Mel Douglas’s reductively meditative works embody an unnerving quiet beauty. Suggesting light, space and time, her restrained colour palette and minimalist line enables her to reveal the elemental nature of glass. Sustaining her practice for over 15 years, her rigorous investigation of line, form, proportion and negative space has seen her produce a rich and considered body of work, and she is recognised nationally and internationally as a leading contemporary glass artist.
Douglas works the surfaces of her blown glass with a hand-held engraver. Meticulously, she slowly builds layers of finely calibrated lines on the surface. Her line work traces, or acts counter to the form, exaggerating its proportions and increasing the tension within the work. Transforming the high-gloss black into a grey scale, her forms challenge our perceptions about its materiality. Though these lines could be produced using more mechanical processes, the layering of slight imperfections is important feature to Douglas, as they evidence the artist’s hand.

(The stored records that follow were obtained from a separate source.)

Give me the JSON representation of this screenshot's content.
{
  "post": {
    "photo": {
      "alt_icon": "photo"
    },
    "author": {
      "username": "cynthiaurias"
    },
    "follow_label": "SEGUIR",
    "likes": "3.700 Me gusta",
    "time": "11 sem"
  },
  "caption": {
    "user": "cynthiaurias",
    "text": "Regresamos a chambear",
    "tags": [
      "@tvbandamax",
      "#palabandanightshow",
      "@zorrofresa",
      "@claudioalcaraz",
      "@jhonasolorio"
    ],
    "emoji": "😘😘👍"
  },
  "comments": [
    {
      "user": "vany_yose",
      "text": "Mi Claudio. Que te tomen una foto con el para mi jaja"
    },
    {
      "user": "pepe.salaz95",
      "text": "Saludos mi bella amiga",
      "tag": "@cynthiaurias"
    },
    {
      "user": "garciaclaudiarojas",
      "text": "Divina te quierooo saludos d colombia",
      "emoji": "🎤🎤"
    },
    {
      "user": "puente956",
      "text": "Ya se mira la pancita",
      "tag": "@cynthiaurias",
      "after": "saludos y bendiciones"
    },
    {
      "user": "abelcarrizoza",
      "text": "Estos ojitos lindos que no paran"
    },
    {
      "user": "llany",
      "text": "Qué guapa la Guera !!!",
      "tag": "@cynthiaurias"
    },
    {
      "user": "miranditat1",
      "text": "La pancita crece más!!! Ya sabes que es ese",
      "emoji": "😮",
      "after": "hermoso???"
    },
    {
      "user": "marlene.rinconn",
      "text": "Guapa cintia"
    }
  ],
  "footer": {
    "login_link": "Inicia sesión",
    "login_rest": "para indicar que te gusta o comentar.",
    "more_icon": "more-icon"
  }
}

Douglas’s works are not only the product of hours of precise hand-engraving, they are also the final distillation of many months of preparatory drawings and maquette making. She obsessively produces journals full of drawings, ideas and inspirational images, which allow Douglas to explore form, scale, line and proportion. She often draws something over and over, to review the many possible configurations of angle and line coverage. The varying suggestions dramatically impact the sense of calm or stillness in a piece.
In 2002, Douglas won the prestigious Ranamok Glass Prize, in 2007 the LinoTagliapietra Prize of Young Glass at the Glasmuseet Ebeltoft in Denmark, and in 2014 she won the Art Gallery of Western Australia’s Tom Malone Prize.